-------- Source data --------
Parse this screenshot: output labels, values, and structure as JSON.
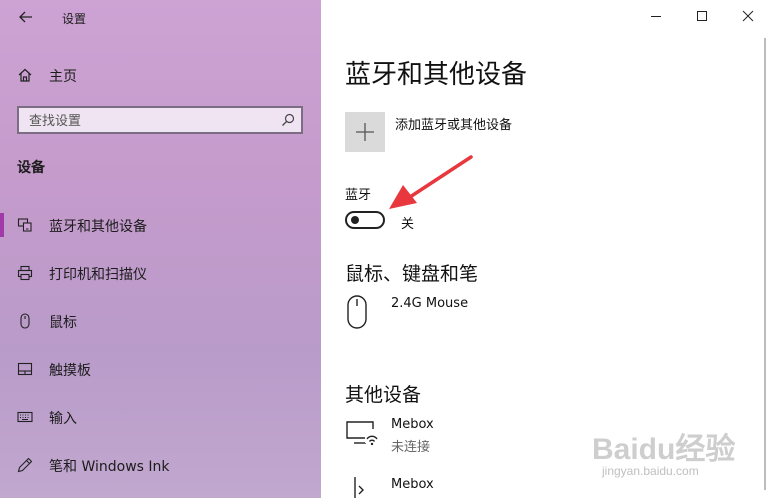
{
  "window": {
    "app_title": "设置"
  },
  "sidebar": {
    "home_label": "主页",
    "search_placeholder": "查找设置",
    "section_title": "设备",
    "items": [
      {
        "label": "蓝牙和其他设备",
        "icon": "bluetooth-devices-icon",
        "active": true
      },
      {
        "label": "打印机和扫描仪",
        "icon": "printer-icon",
        "active": false
      },
      {
        "label": "鼠标",
        "icon": "mouse-icon",
        "active": false
      },
      {
        "label": "触摸板",
        "icon": "touchpad-icon",
        "active": false
      },
      {
        "label": "输入",
        "icon": "keyboard-icon",
        "active": false
      },
      {
        "label": "笔和 Windows Ink",
        "icon": "pen-icon",
        "active": false
      }
    ],
    "accent_color": "#a13aa8"
  },
  "main": {
    "title": "蓝牙和其他设备",
    "add_device_label": "添加蓝牙或其他设备",
    "bluetooth": {
      "label": "蓝牙",
      "state_label": "关",
      "on": false
    },
    "mouse_section": {
      "title": "鼠标、键盘和笔",
      "devices": [
        {
          "name": "2.4G Mouse",
          "icon": "mouse-icon"
        }
      ]
    },
    "other_section": {
      "title": "其他设备",
      "devices": [
        {
          "name": "Mebox",
          "status": "未连接",
          "icon": "network-display-icon"
        },
        {
          "name": "Mebox",
          "icon": "phone-device-icon"
        }
      ]
    }
  },
  "annotation": {
    "arrow_color": "#e8383d"
  },
  "watermark": {
    "brand": "Baidu经验",
    "url": "jingyan.baidu.com"
  }
}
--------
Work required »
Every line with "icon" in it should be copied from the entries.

Your response »
        "icon": "bluetooth-devices-icon",
        "icon": "printer-icon",
        "icon": "mouse-icon",
        "icon": "touchpad-icon",
        "icon": "keyboard-icon",
        "icon": "pen-icon",
          "icon": "mouse-icon"
          "icon": "network-display-icon"
          "icon": "phone-device-icon"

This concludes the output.